The file is a shell script (yet to be implemented!) that will run the app.js file of Phone Home upon boot up of the Raspberry Pi. First, the app fires up a Web Socket connection to the server (not currently the case, but I'm changing this soon), then it completes a handshake with the Louis server sending the relevant machine.json information and any security protocol (eg. password).

Once the handshake is complete, the Phone Home app looks at the machine.json file to see which types of sensors and actuators it needs to construct, and if it needs to initialize Delivery.js for binary file transfer. Finally, when it begins to receive sensor values, it stores them in a buffer object. Depending on the frequency specified by the Louis server in the handshake, it sends the buffered values through the Web Socket and also any collected binary files with Delivery.js every Nms. The Louis server is calibrated to listen for and collect this information in a database.


The communicator is the principal object abstraction provided by Phone Home (similar to the Board object provided by Johnny-Five). It is named for the communicator in the 1982 film, E.T., which was an assembly of many sensors, actuators and displays to help E.T. phone home.

E.T.'s communicator

The communicator consists of a single Rasberry Pi running Node.js and connected to any number of sensors and actuators allowing a physical object to collect information from its environment and pass it on to a server, and to affect it's environment by triggering its actuators from either local logic or commands from a server.


Phone Home relies heavily on the machine.json file that specifies the id of a machine (typically a Raspberry Pi connected to an array of sensors and actuators) that wishes to stream its data to a particular server.

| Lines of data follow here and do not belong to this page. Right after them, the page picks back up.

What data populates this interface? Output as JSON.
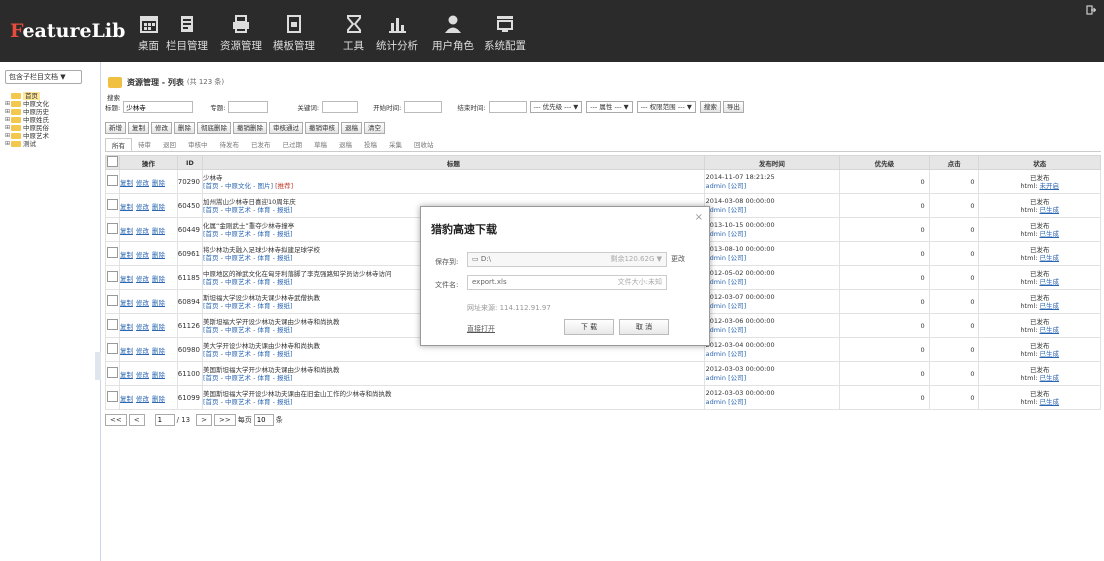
{
  "app": {
    "logo_first": "F",
    "logo_rest": "eatureLib"
  },
  "nav": [
    {
      "label": "桌面",
      "icon": "calendar-icon"
    },
    {
      "label": "栏目管理",
      "icon": "document-icon"
    },
    {
      "label": "资源管理",
      "icon": "printer-icon"
    },
    {
      "label": "模板管理",
      "icon": "template-icon"
    },
    {
      "label": "工具",
      "icon": "hourglass-icon"
    },
    {
      "label": "统计分析",
      "icon": "bar-chart-icon"
    },
    {
      "label": "用户角色",
      "icon": "user-icon"
    },
    {
      "label": "系统配置",
      "icon": "monitor-icon"
    }
  ],
  "sidebar": {
    "select": "包含子栏目文档",
    "tree": [
      {
        "label": "首页",
        "root": true,
        "prefix": ""
      },
      {
        "label": "中原文化",
        "prefix": "⊞"
      },
      {
        "label": "中原历史",
        "prefix": "⊞"
      },
      {
        "label": "中原姓氏",
        "prefix": "⊞"
      },
      {
        "label": "中原民俗",
        "prefix": "⊞"
      },
      {
        "label": "中原艺术",
        "prefix": "⊞"
      },
      {
        "label": "测试",
        "prefix": "⊞"
      }
    ]
  },
  "header": {
    "title": "资源管理 - 列表",
    "count": "(共 123 条)"
  },
  "search": {
    "caption": "搜索",
    "title_label": "标题:",
    "title_value": "少林寺",
    "tag_label": "专题:",
    "keyword_label": "关键词:",
    "start_label": "开始时间:",
    "end_label": "结束时间:",
    "priority": "--- 优先级 --- ▼",
    "attribute": "--- 属性 --- ▼",
    "scope": "--- 权限范围 --- ▼",
    "search_btn": "搜索",
    "export_btn": "导出"
  },
  "actions": [
    "新增",
    "复制",
    "修改",
    "删除",
    "彻底删除",
    "撤销删除",
    "审核通过",
    "撤销审核",
    "退稿",
    "清空"
  ],
  "tabs": [
    "所有",
    "待审",
    "退回",
    "审核中",
    "待发布",
    "已发布",
    "已过期",
    "草稿",
    "退稿",
    "投稿",
    "采集",
    "回收站"
  ],
  "table": {
    "headers": [
      "",
      "操作",
      "ID",
      "标题",
      "发布时间",
      "优先级",
      "点击",
      "状态"
    ],
    "ops": [
      "复制",
      "修改",
      "删除"
    ],
    "rows": [
      {
        "id": "70290",
        "title": "少林寺",
        "crumb": "[首页 - 中原文化 - 图片]",
        "tag": "[推荐]",
        "date": "2014-11-07 18:21:25",
        "author": "admin",
        "org": "[公司]",
        "priority": "0",
        "clicks": "0",
        "status": "已发布",
        "html_label": "html:",
        "html_status": "未开启"
      },
      {
        "id": "60450",
        "title": "加州嵩山少林寺日喜迎10周年庆",
        "crumb": "[首页 - 中原艺术 - 体育 - 报纸]",
        "tag": "",
        "date": "2014-03-08 00:00:00",
        "author": "admin",
        "org": "[公司]",
        "priority": "0",
        "clicks": "0",
        "status": "已发布",
        "html_label": "html:",
        "html_status": "已生成"
      },
      {
        "id": "60449",
        "title": "化属“金刚武士”重夺少林寺撞亭",
        "crumb": "[首页 - 中原艺术 - 体育 - 报纸]",
        "tag": "",
        "date": "2013-10-15 00:00:00",
        "author": "admin",
        "org": "[公司]",
        "priority": "0",
        "clicks": "0",
        "status": "已发布",
        "html_label": "html:",
        "html_status": "已生成"
      },
      {
        "id": "60961",
        "title": "将少林功夫融入足球少林寺拟建足球学校",
        "crumb": "[首页 - 中原艺术 - 体育 - 报纸]",
        "tag": "",
        "date": "2013-08-10 00:00:00",
        "author": "admin",
        "org": "[公司]",
        "priority": "0",
        "clicks": "0",
        "status": "已发布",
        "html_label": "html:",
        "html_status": "已生成"
      },
      {
        "id": "61185",
        "title": "中原地区的禅武文化在匈牙利落脚了李克强路知学员访少林寺访问",
        "crumb": "[首页 - 中原艺术 - 体育 - 报纸]",
        "tag": "",
        "date": "2012-05-02 00:00:00",
        "author": "admin",
        "org": "[公司]",
        "priority": "0",
        "clicks": "0",
        "status": "已发布",
        "html_label": "html:",
        "html_status": "已生成"
      },
      {
        "id": "60894",
        "title": "斯坦福大学设少林功夫课少林寺武僧执教",
        "crumb": "[首页 - 中原艺术 - 体育 - 报纸]",
        "tag": "",
        "date": "2012-03-07 00:00:00",
        "author": "admin",
        "org": "[公司]",
        "priority": "0",
        "clicks": "0",
        "status": "已发布",
        "html_label": "html:",
        "html_status": "已生成"
      },
      {
        "id": "61126",
        "title": "美斯坦福大学开设少林功夫课由少林寺和尚执教",
        "crumb": "[首页 - 中原艺术 - 体育 - 报纸]",
        "tag": "",
        "date": "2012-03-06 00:00:00",
        "author": "admin",
        "org": "[公司]",
        "priority": "0",
        "clicks": "0",
        "status": "已发布",
        "html_label": "html:",
        "html_status": "已生成"
      },
      {
        "id": "60980",
        "title": "美大学开设少林功夫课由少林寺和尚执教",
        "crumb": "[首页 - 中原艺术 - 体育 - 报纸]",
        "tag": "",
        "date": "2012-03-04 00:00:00",
        "author": "admin",
        "org": "[公司]",
        "priority": "0",
        "clicks": "0",
        "status": "已发布",
        "html_label": "html:",
        "html_status": "已生成"
      },
      {
        "id": "61100",
        "title": "美国斯坦福大学开少林功夫课由少林寺和尚执教",
        "crumb": "[首页 - 中原艺术 - 体育 - 报纸]",
        "tag": "",
        "date": "2012-03-03 00:00:00",
        "author": "admin",
        "org": "[公司]",
        "priority": "0",
        "clicks": "0",
        "status": "已发布",
        "html_label": "html:",
        "html_status": "已生成"
      },
      {
        "id": "61099",
        "title": "美国斯坦福大学开设少林功夫课由在旧金山工作的少林寺和尚执教",
        "crumb": "[首页 - 中原艺术 - 体育 - 报纸]",
        "tag": "",
        "date": "2012-03-03 00:00:00",
        "author": "admin",
        "org": "[公司]",
        "priority": "0",
        "clicks": "0",
        "status": "已发布",
        "html_label": "html:",
        "html_status": "已生成"
      }
    ]
  },
  "pager": {
    "first": "<<",
    "prev": "<",
    "page": "1",
    "total": "/ 13",
    "next": ">",
    "last": ">>",
    "per_label": "每页",
    "per_value": "10",
    "unit": "条"
  },
  "dialog": {
    "title": "猎豹高速下载",
    "save_label": "保存到:",
    "save_path": "D:\\",
    "space": "剩余120.62G ▼",
    "browse": "更改",
    "name_label": "文件名:",
    "file_name": "export.xls",
    "size": "文件大小:未知",
    "source": "网址来源: 114.112.91.97",
    "open_dir": "直接打开",
    "download": "下 载",
    "cancel": "取 消",
    "close": "×"
  }
}
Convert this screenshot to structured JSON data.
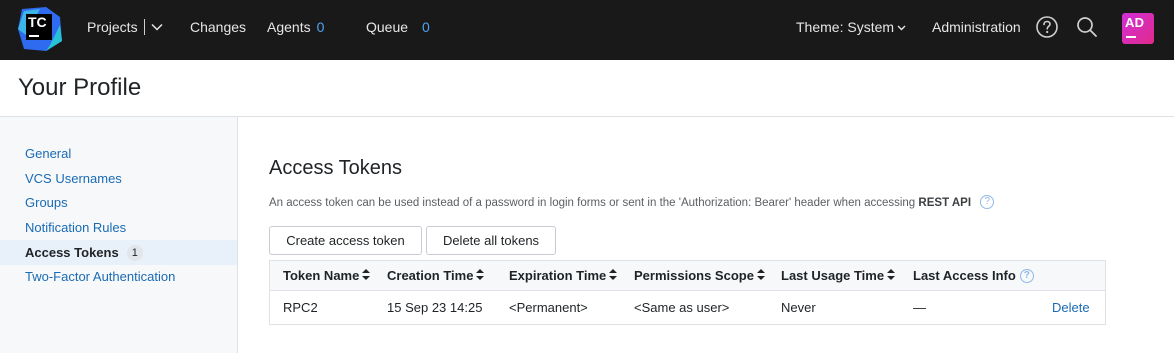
{
  "topbar": {
    "logo_text": "TC",
    "projects_label": "Projects",
    "changes_label": "Changes",
    "agents_label": "Agents",
    "agents_count": "0",
    "queue_label": "Queue",
    "queue_count": "0",
    "theme_label": "Theme: System",
    "administration_label": "Administration",
    "avatar_initials": "AD",
    "icons": [
      "help-icon",
      "search-icon"
    ]
  },
  "header": {
    "title": "Your Profile"
  },
  "sidebar": {
    "items": [
      {
        "label": "General"
      },
      {
        "label": "VCS Usernames"
      },
      {
        "label": "Groups"
      },
      {
        "label": "Notification Rules"
      },
      {
        "label": "Access Tokens",
        "badge": "1",
        "active": true
      },
      {
        "label": "Two-Factor Authentication"
      }
    ]
  },
  "main": {
    "title": "Access Tokens",
    "description": "An access token can be used instead of a password in login forms or sent in the 'Authorization: Bearer' header when accessing",
    "description_strong": "REST API",
    "help_glyph": "?",
    "create_button": "Create access token",
    "delete_all_button": "Delete all tokens",
    "table": {
      "columns": [
        "Token Name",
        "Creation Time",
        "Expiration Time",
        "Permissions Scope",
        "Last Usage Time",
        "Last Access Info"
      ],
      "rows": [
        [
          "RPC2",
          "15 Sep 23 14:25",
          "<Permanent>",
          "<Same as user>",
          "Never",
          "—"
        ]
      ],
      "row_action": "Delete"
    }
  },
  "colors": {
    "topbar_bg": "#19191a",
    "link": "#1a6bb5",
    "count": "#4ea4f5",
    "avatar": "#d12fd8"
  }
}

At the top level, it includes the machine name, the (Louis) server IP or web address, and inputs and outputs. For example:

	"name": "my_machine_001",
	"server": "",
	"inputs": {},
	"outputs": {}

Each input (sensors) and output (actuators) is identified by a name attribute. The initialization script contructs specific types of objects for each primarily based on the source and payload attributes.

Source Types

The source parameter refers to the input module that will provide the sensor data. It can take the following values:

  • johnny-five refers to data coming from a sensor connected to an Arduino paired with the Raspberry Pi through a serial port running through the Johnny-Five module.
  • raspicam refers to images and videos coming from a Raspberry Pi camera using the Raspicam module.

Additional source types will be added with time, such as bytestreams from a USB mic, etc.

Payload Types

The payload parameter determines the transport mechanism. It can take the following values:

  • serial is data that can be serialized and sent via a Web Socket to the server
  • binary is binary data that is currently transported using Delivery.js

Additional Parameters

  • name (required) is the name that will be stored in the server database for the sensor/actuator
  • type augments the source and payload types, taking values such as analog or digital for Johnny-Five connected sensors, or timelapse or video for a Raspberry Pi camera
  • params is an object with parameters that will be passed to the sensor/actuator constructor; these depend on the sensor type and its source


var phone_home = require("phone-home");

* Initialize all sensors and actuators in machine.json
* Uses machine.json to load handlers (eg. Johnny-Five, node-raspicam, etc)
* and initialize listeners and create objects (eg. sensors, cameras)
* Triggers "ready" event on phone_home when complete

* Begin the app
phone_home.on("ready", function(){

	* Additional setup and bindings for each sensor and actuator
	//cycle through inputs to bind listeners and make changes individually
	for(var in in phone_home.inputs){


	//cycle through outputs to bind listeners and make changes individually
	for(var out in phone_home.outputs){


	* Start sending reports to the server and driving actuators based on logic
	* above and signals from the server